## Activity
Please set down every entry again exactly as it stands, without the pictures.

(Saved entries)
☆ ☆ ☆ ☆ ☆
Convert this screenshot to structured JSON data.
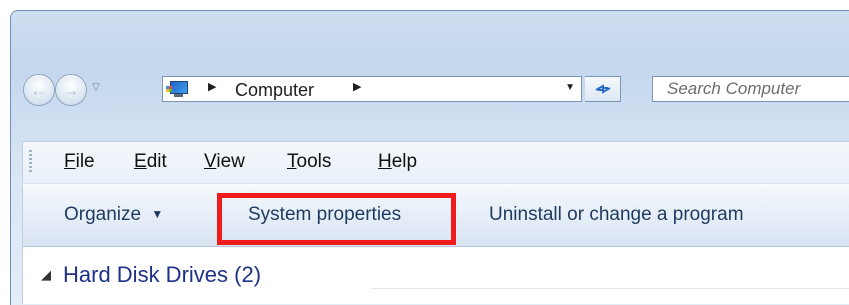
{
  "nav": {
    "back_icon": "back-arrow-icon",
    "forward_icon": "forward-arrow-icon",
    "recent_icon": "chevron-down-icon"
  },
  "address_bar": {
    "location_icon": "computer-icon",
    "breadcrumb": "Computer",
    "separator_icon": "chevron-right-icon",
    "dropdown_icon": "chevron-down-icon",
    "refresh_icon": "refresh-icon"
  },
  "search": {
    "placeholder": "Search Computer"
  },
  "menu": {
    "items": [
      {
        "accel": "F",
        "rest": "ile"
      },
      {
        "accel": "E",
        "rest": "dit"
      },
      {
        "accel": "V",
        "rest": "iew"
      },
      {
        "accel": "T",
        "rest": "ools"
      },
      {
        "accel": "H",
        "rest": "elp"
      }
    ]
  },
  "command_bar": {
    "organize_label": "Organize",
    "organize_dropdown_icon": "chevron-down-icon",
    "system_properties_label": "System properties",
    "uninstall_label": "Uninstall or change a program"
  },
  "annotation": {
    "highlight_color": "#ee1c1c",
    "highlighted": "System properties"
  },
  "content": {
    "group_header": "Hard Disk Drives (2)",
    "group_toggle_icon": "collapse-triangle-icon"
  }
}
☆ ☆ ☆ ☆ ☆
## Answer to the problem
Convert this screenshot to structured JSON data.
{
  "nav": {
    "back_icon": "back-arrow-icon",
    "forward_icon": "forward-arrow-icon",
    "recent_icon": "chevron-down-icon"
  },
  "address_bar": {
    "location_icon": "computer-icon",
    "breadcrumb": "Computer",
    "separator_icon": "chevron-right-icon",
    "dropdown_icon": "chevron-down-icon",
    "refresh_icon": "refresh-icon"
  },
  "search": {
    "placeholder": "Search Computer"
  },
  "menu": {
    "items": [
      {
        "accel": "F",
        "rest": "ile"
      },
      {
        "accel": "E",
        "rest": "dit"
      },
      {
        "accel": "V",
        "rest": "iew"
      },
      {
        "accel": "T",
        "rest": "ools"
      },
      {
        "accel": "H",
        "rest": "elp"
      }
    ]
  },
  "command_bar": {
    "organize_label": "Organize",
    "organize_dropdown_icon": "chevron-down-icon",
    "system_properties_label": "System properties",
    "uninstall_label": "Uninstall or change a program"
  },
  "annotation": {
    "highlight_color": "#ee1c1c",
    "highlighted": "System properties"
  },
  "content": {
    "group_header": "Hard Disk Drives (2)",
    "group_toggle_icon": "collapse-triangle-icon"
  }
}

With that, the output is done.